Segment Start: Data under study
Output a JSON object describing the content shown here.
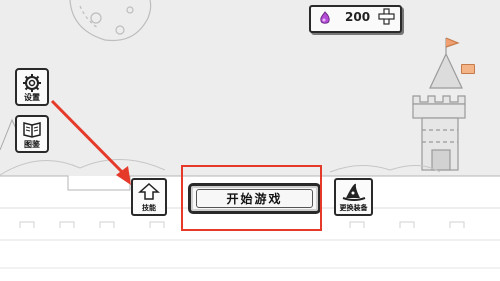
{
  "currency": {
    "amount": "200",
    "gem_icon": "purple-gem-icon",
    "plus_icon": "plus-icon"
  },
  "menu": {
    "settings_label": "设置",
    "codex_label": "图鉴",
    "skills_label": "技能",
    "start_label": "开始游戏",
    "equipment_label": "更换装备"
  },
  "colors": {
    "highlight": "#e53a2a",
    "gem": "#b44bd6",
    "ink": "#2a2a2a",
    "background": "#ededed"
  }
}
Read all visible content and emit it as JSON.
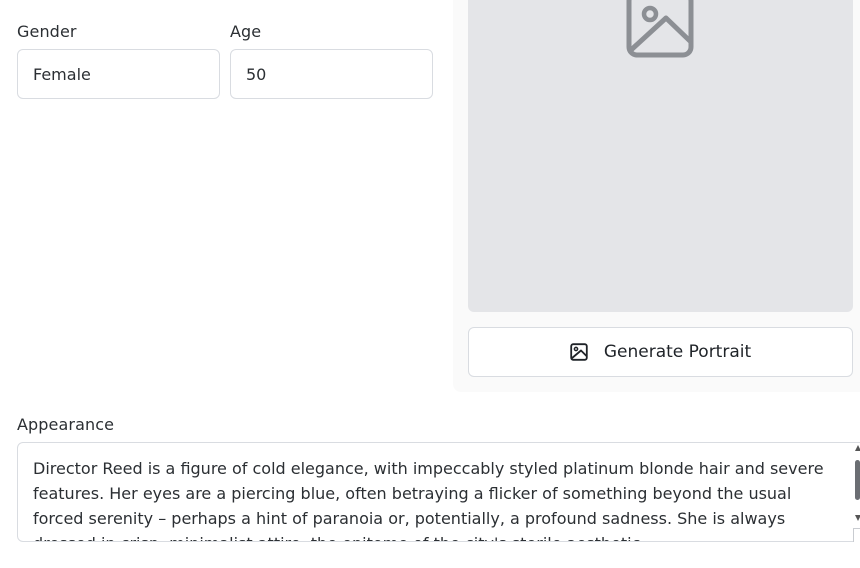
{
  "form": {
    "gender": {
      "label": "Gender",
      "value": "Female"
    },
    "age": {
      "label": "Age",
      "value": "50"
    },
    "appearance": {
      "label": "Appearance",
      "value": "Director Reed is a figure of cold elegance, with impeccably styled platinum blonde hair and severe features. Her eyes are a piercing blue, often betraying a flicker of something beyond the usual forced serenity – perhaps a hint of paranoia or, potentially, a profound sadness. She is always dressed in crisp, minimalist attire, the epitome of the city's sterile aesthetic."
    }
  },
  "portrait": {
    "placeholder_icon": "image-placeholder-icon",
    "button_label": "Generate Portrait",
    "button_icon": "image-icon"
  },
  "colors": {
    "placeholder_bg": "#e4e5e8",
    "panel_bg": "#fafafa",
    "border": "#d9dce1",
    "icon_gray": "#8c8f94"
  }
}
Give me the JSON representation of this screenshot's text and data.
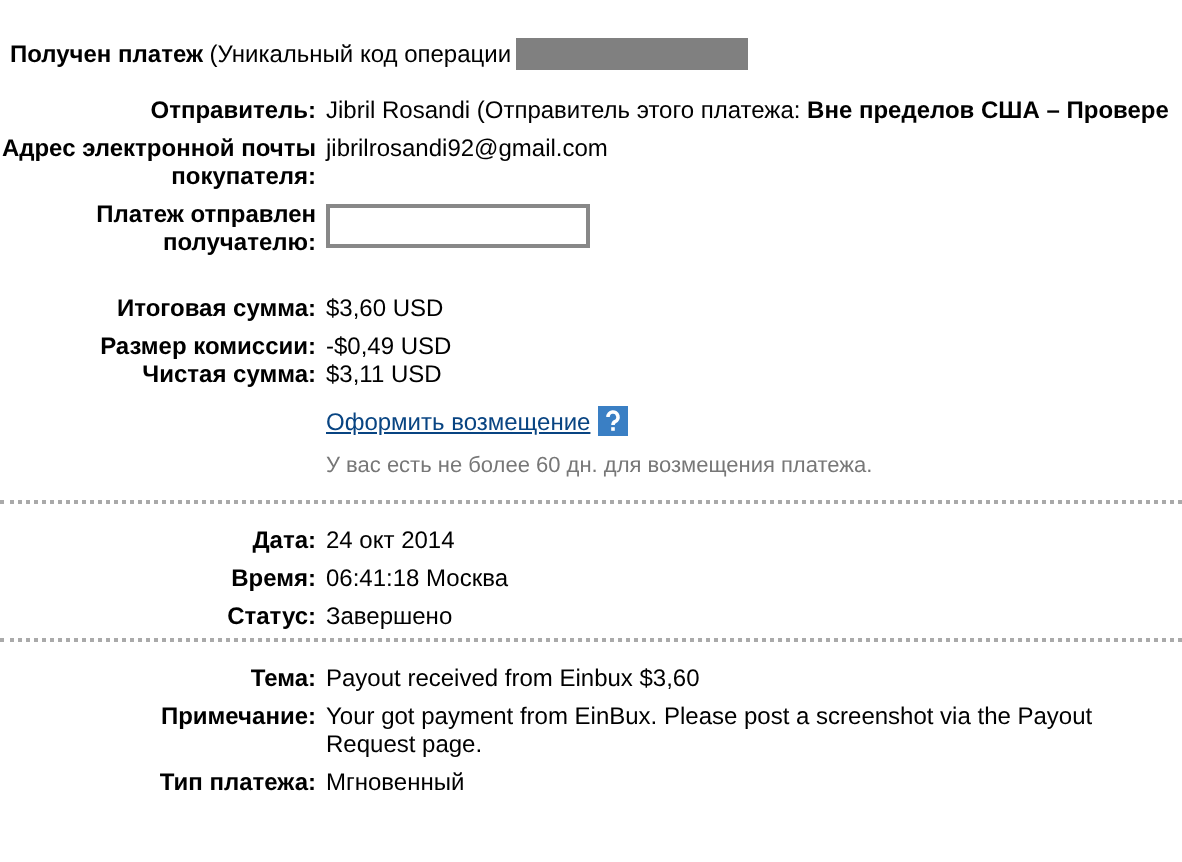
{
  "header": {
    "title": "**Получен платеж** (Уникальный код операции"
  },
  "sections": [
    {
      "rows": [
        {
          "kind": "text",
          "label": "Отправитель:",
          "value": "Jibril Rosandi (Отправитель этого платежа: **Вне пределов США – Провере**"
        },
        {
          "kind": "text",
          "label": "Адрес электронной почты покупателя:",
          "value": "jibrilrosandi92@gmail.com"
        },
        {
          "kind": "redacted",
          "label": "Платеж отправлен получателю:"
        },
        {
          "kind": "gap"
        },
        {
          "kind": "text",
          "label": "Итоговая сумма:",
          "value": "$3,60 USD"
        },
        {
          "kind": "text",
          "label": "Размер комиссии:",
          "value": "-$0,49 USD"
        },
        {
          "kind": "text",
          "label": "Чистая сумма:",
          "value": "$3,11 USD"
        },
        {
          "kind": "link",
          "value": "Оформить возмещение",
          "note": "У вас есть не более 60 дн. для возмещения платежа."
        }
      ]
    },
    {
      "rows": [
        {
          "kind": "text",
          "label": "Дата:",
          "value": "24 окт 2014"
        },
        {
          "kind": "text",
          "label": "Время:",
          "value": "06:41:18 Москва"
        },
        {
          "kind": "text",
          "label": "Статус:",
          "value": "Завершено"
        }
      ]
    },
    {
      "rows": [
        {
          "kind": "text",
          "label": "Тема:",
          "value": "Payout received from Einbux $3,60"
        },
        {
          "kind": "text",
          "label": "Примечание:",
          "value": "Your got payment from EinBux. Please post a screenshot via the Payout Request page."
        },
        {
          "kind": "text",
          "label": "Тип платежа:",
          "value": "Мгновенный"
        }
      ]
    }
  ]
}
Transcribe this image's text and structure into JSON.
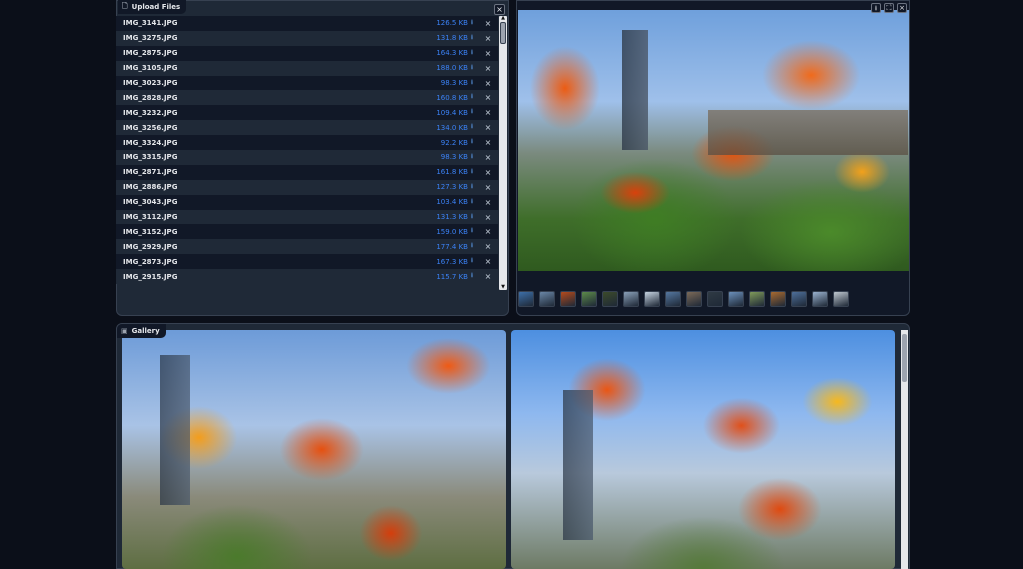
{
  "upload": {
    "label": "Upload Files",
    "label_icon": "file-icon",
    "close_glyph": "×",
    "row_remove_glyph": "×",
    "download_glyph": "⭳",
    "files": [
      {
        "name": "IMG_3141.JPG",
        "size": "126.5 KB"
      },
      {
        "name": "IMG_3275.JPG",
        "size": "131.8 KB"
      },
      {
        "name": "IMG_2875.JPG",
        "size": "164.3 KB"
      },
      {
        "name": "IMG_3105.JPG",
        "size": "188.0 KB"
      },
      {
        "name": "IMG_3023.JPG",
        "size": "98.3 KB"
      },
      {
        "name": "IMG_2828.JPG",
        "size": "160.8 KB"
      },
      {
        "name": "IMG_3232.JPG",
        "size": "109.4 KB"
      },
      {
        "name": "IMG_3256.JPG",
        "size": "134.0 KB"
      },
      {
        "name": "IMG_3324.JPG",
        "size": "92.2 KB"
      },
      {
        "name": "IMG_3315.JPG",
        "size": "98.3 KB"
      },
      {
        "name": "IMG_2871.JPG",
        "size": "161.8 KB"
      },
      {
        "name": "IMG_2886.JPG",
        "size": "127.3 KB"
      },
      {
        "name": "IMG_3043.JPG",
        "size": "103.4 KB"
      },
      {
        "name": "IMG_3112.JPG",
        "size": "131.3 KB"
      },
      {
        "name": "IMG_3152.JPG",
        "size": "159.0 KB"
      },
      {
        "name": "IMG_2929.JPG",
        "size": "177.4 KB"
      },
      {
        "name": "IMG_2873.JPG",
        "size": "167.3 KB"
      },
      {
        "name": "IMG_2915.JPG",
        "size": "115.7 KB"
      }
    ]
  },
  "preview": {
    "download_glyph": "⭳",
    "fullscreen_glyph": "⛶",
    "close_glyph": "×",
    "thumbnails": [
      "#3d6fa8",
      "#6a86a6",
      "#b44a1c",
      "#5d8a4a",
      "#3c4a2a",
      "#8aa0b8",
      "#c7d4e2",
      "#5577a0",
      "#7c6a58",
      "#2f3a44",
      "#6b8fba",
      "#7f9a5a",
      "#a86a30",
      "#4e6f9a",
      "#9ab2cf",
      "#c0c8d0"
    ]
  },
  "gallery": {
    "label": "Gallery",
    "label_icon": "image-icon"
  }
}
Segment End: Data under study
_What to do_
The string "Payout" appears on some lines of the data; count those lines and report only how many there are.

_Response_
2